Empathy in Design, Data in Development; How Specialized Fintechs are Bringing Humanity and Finance Together
“I think the idea of being human has to exist at the core of your business. When you’re building a product, you have to start by asking ‘what’s the problem I am trying to solve and who is the person and what are they actually dealing with, and then how do I build it.’ You don’t build something and then bring it out to people. Empathy has to be the core of your product development.”
Ahon Sarkar is the GM of Helix, Q2’s BaaS arm, and a brand new homeowner. According to him, innovation happens when you define products based around problem solving, not creating products and then trying to force them on industries that desire innovation.
“I just finished buying a house, and it’s been a crazy process,” said Sarkar. “When I sent the wire to go buy my house, I went and asked my bank, ‘how will I know it’s been sent?’ Obviously I’m anxious about it,” he continued, “it’s the largest amount of money I have ever sent in my entire life.”
Sarkar said that his bank told him their system doesn’t give notifications that wire funds are indeed sent. The bank was like “‘oh, you won’t know.’ I was like what?”
“That day, I walked out and called our Product Owner for Wires and I said, ‘Kady, we have to build wire notifications.’ That’s empathy. That’s putting yourself in the shoes of the person and figuring out what is wrong with the system and making it better for a human being, as opposed to focusing on just the top line revenue.”
Helix’s whole mantra is about making finance human. By creating specifically tailored products for their clients, the company has developed both a brand and mindset internally and externally about their goals, values, and outlooks on what their work means to the greater good of both levels of consumer and B2B economics.
On top of offering employees complete flexibility on where and how they work, Helix also looks for people who are outside of the ‘cookie cutter’ software guru fintech employees are labeled as. Instead, Sarkar and Helix are looking for genuine human beings with life experiences that they can bring value to both the product and company’s culture.
“It’s hiring people that are empathetic, that are curious and are driven, because that propagates this idea into customer support, into operations and how we work with our bank partners,” said Sarkar. “It goes into marketing and how we’re talking about the overall message, so if it’s not at the core of what you do, at some point it will be pushed to the side so you can do the innovation and revenue you really want to do.”
“We have realized that you can innovate and drive revenue by being empathetic, by being human, and actually entrenching those values within the genetic fabric of the company,” Sarkar said.
When asked about the state of small business lending, Sarkar spoke about the data pools some companies are sitting on that would allow them to approve individuals for financial products. However it’s regulations according to him that are holding companies like Uber back from offering financial products to their employees.
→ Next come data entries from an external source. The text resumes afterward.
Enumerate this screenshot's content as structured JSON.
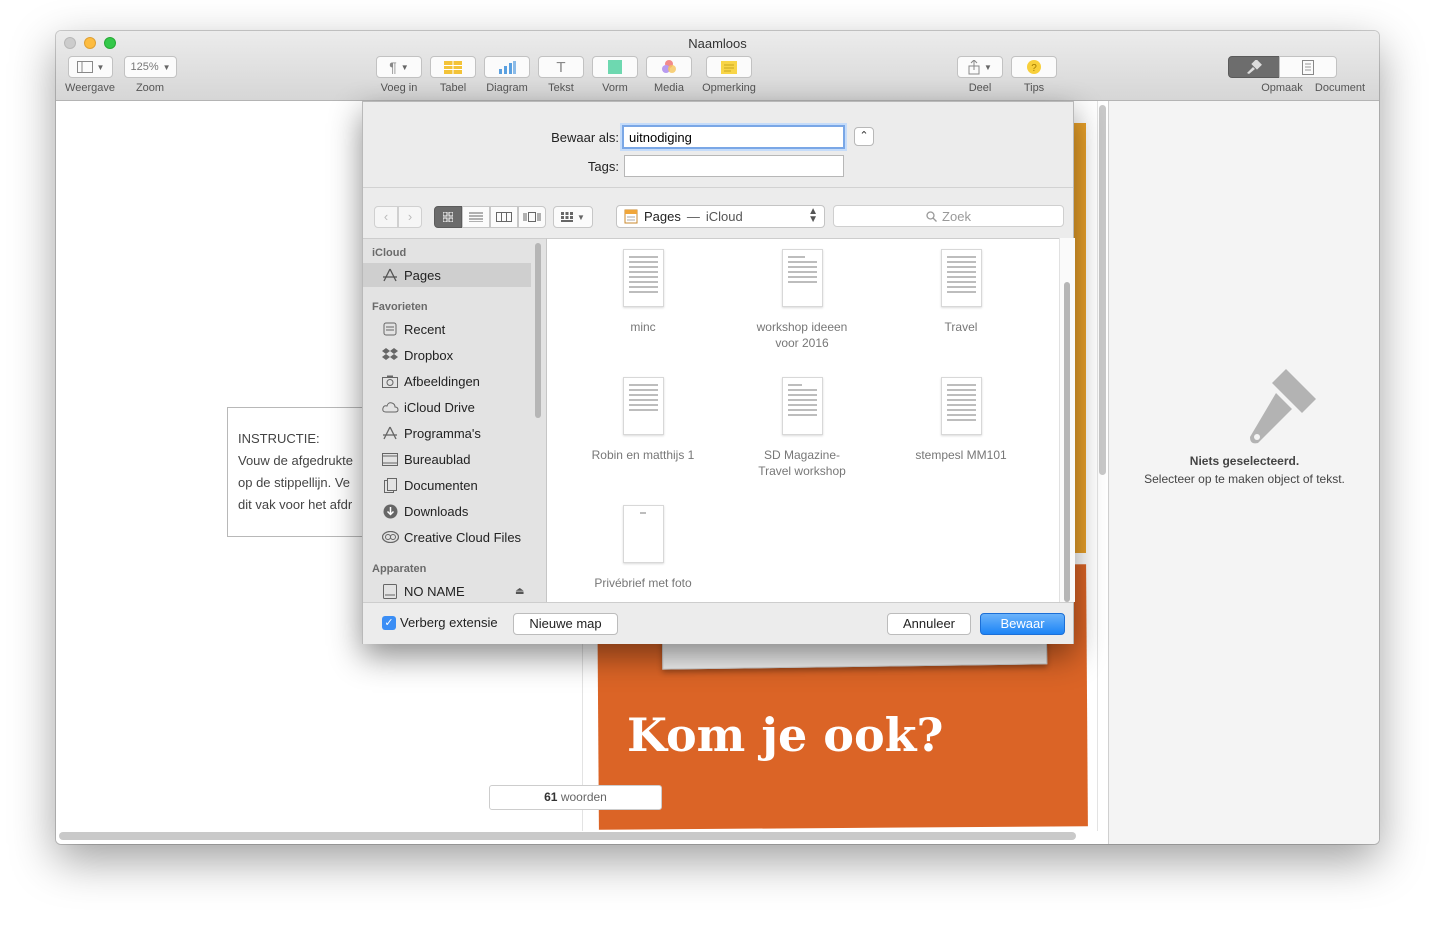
{
  "window": {
    "title": "Naamloos"
  },
  "toolbar": {
    "view_label": "Weergave",
    "zoom_value": "125%",
    "zoom_label": "Zoom",
    "insert_label": "Voeg in",
    "table_label": "Tabel",
    "chart_label": "Diagram",
    "text_label": "Tekst",
    "shape_label": "Vorm",
    "media_label": "Media",
    "comment_label": "Opmerking",
    "share_label": "Deel",
    "tips_label": "Tips",
    "format_label": "Opmaak",
    "document_label": "Document"
  },
  "canvas": {
    "instruction_title": "INSTRUCTIE:",
    "instruction_lines": [
      "Vouw de afgedrukte",
      "op de stippellijn. Ve",
      "dit vak voor het afdr"
    ],
    "headline": "Kom je ook?",
    "word_count": "61",
    "word_count_label": "woorden"
  },
  "inspector": {
    "title": "Niets geselecteerd.",
    "subtitle": "Selecteer op te maken object of tekst."
  },
  "dialog": {
    "save_as_label": "Bewaar als:",
    "save_as_value": "uitnodiging",
    "tags_label": "Tags:",
    "location_app": "Pages",
    "location_sep": "—",
    "location_place": "iCloud",
    "search_placeholder": "Zoek",
    "sidebar": {
      "icloud_header": "iCloud",
      "favorites_header": "Favorieten",
      "devices_header": "Apparaten",
      "items": [
        {
          "label": "Pages"
        },
        {
          "label": "Recent"
        },
        {
          "label": "Dropbox"
        },
        {
          "label": "Afbeeldingen"
        },
        {
          "label": "iCloud Drive"
        },
        {
          "label": "Programma's"
        },
        {
          "label": "Bureaublad"
        },
        {
          "label": "Documenten"
        },
        {
          "label": "Downloads"
        },
        {
          "label": "Creative Cloud Files"
        },
        {
          "label": "NO NAME"
        }
      ]
    },
    "files": [
      {
        "name": "minc"
      },
      {
        "name": "workshop ideeen\nvoor 2016"
      },
      {
        "name": "Travel"
      },
      {
        "name": "Robin en matthijs 1"
      },
      {
        "name": "SD Magazine-\nTravel workshop"
      },
      {
        "name": "stempesl MM101"
      },
      {
        "name": "Privébrief met foto"
      }
    ],
    "hide_extension_label": "Verberg extensie",
    "new_folder_label": "Nieuwe map",
    "cancel_label": "Annuleer",
    "save_label": "Bewaar"
  }
}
Sarkar pitched the scenario of Uber lending a driver money at a cheaper rate because the information they have on their own employee may be able to prove their creditworthiness more than the information that is accessible to a bank.
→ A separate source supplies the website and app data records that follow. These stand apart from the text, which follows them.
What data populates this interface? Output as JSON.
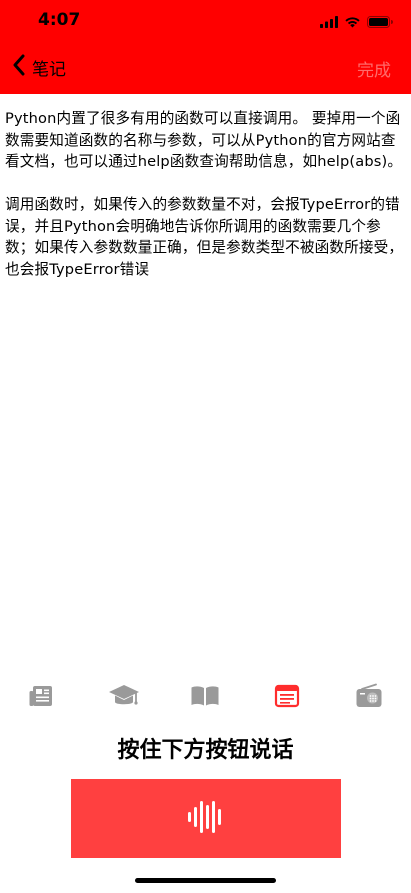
{
  "status_bar": {
    "time": "4:07",
    "signal_icon": "signal-bars-icon",
    "wifi_icon": "wifi-icon",
    "battery_icon": "battery-icon"
  },
  "nav": {
    "back_label": "笔记",
    "back_icon": "chevron-left-icon",
    "done_label": "完成"
  },
  "note": {
    "text": "Python内置了很多有用的函数可以直接调用。 要掉用一个函数需要知道函数的名称与参数，可以从Python的官方网站查看文档，也可以通过help函数查询帮助信息，如help(abs)。\n\n调用函数时，如果传入的参数数量不对，会报TypeError的错误，并且Python会明确地告诉你所调用的函数需要几个参数；如果传入参数数量正确，但是参数类型不被函数所接受，也会报TypeError错误"
  },
  "toolbar": {
    "items": [
      {
        "icon": "newspaper-icon",
        "active": false
      },
      {
        "icon": "graduation-cap-icon",
        "active": false
      },
      {
        "icon": "open-book-icon",
        "active": false
      },
      {
        "icon": "note-card-icon",
        "active": true
      },
      {
        "icon": "radio-icon",
        "active": false
      }
    ]
  },
  "voice": {
    "hint": "按住下方按钮说话",
    "button_icon": "sound-wave-icon"
  },
  "colors": {
    "header_bg": "#ff0000",
    "done_text": "#ff6a6a",
    "talk_button_bg": "#ff4040",
    "toolbar_inactive": "#9a9a9a",
    "toolbar_active": "#ff2d2d"
  }
}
“Let’s say you have an Uber driver, who has been on the job for four years. Five star driver, five thousand rides, Uber trusts this person. When that person walks into a bank, what does the bank see? Someone they never met before who makes $35K-$45K a year and comes with a bucket of risk. So that bank is going to run it through traditional underwriting, and that person may be challenged to get a loan because they have non-traditional income.”
According to Sarkar’s analogy, it’s Uber who should be funding this driver. “Uber trusts this person, Uber has been paying them for years. They know who this person is and they’re willing to extend more credit because they don’t think they are taking as much risk,” Sarkar said.
“So if you could take that idea and give Uber the ways to conform to a [financial] product that is based on what they already know about their drivers, those people might actually qualify for funds.”
Sarkar stressed that underwriters cannot even attempt to develop these products without the government giving these companies clearance to go out and provide these types of products for employees. “Whether it be gig economy workers or solopreneurs, or medium-sized business owners, it doesn’t matter,” he continued. “At the end of the day, if regulation doesn’t allow the underwriting for these products, no company is going to put them into practice.”
Whether it’s culture, product design or staffing a team, it seems that this idea of humanity is sticking to the fundamentals of Helix’s brand. “If you take the financial products and loans being written and just make them more practical and more human, I think we would be able to solve a lot of problems.” said Sarkar.Last modified: March 16, 2022
Adam Zaki is a Reporter at deBanked. Connect with me on LinkedIn or follow me on Twitter.